- [Assigned task] Your reply must be the number of lines in the entries that hold the word "words", and nothing else.

(Data records for software interfaces)

◇ ◇ ◇ ◇ ◇ ◇ ◇

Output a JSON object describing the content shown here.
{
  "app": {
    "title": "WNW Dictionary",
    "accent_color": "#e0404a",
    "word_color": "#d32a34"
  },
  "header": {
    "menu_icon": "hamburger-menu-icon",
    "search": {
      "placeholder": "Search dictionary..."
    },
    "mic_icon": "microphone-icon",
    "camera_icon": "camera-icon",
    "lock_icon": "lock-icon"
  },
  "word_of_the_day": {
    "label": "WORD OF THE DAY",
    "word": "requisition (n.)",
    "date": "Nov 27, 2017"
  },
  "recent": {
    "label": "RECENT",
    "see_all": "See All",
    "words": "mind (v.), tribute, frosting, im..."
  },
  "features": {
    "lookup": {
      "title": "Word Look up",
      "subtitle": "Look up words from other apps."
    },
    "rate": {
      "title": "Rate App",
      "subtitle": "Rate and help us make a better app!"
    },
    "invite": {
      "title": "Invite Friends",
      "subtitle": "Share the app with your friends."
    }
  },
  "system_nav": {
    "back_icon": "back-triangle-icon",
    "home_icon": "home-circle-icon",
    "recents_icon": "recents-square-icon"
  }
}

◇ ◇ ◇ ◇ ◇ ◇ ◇

- [Solution to the exercise] 2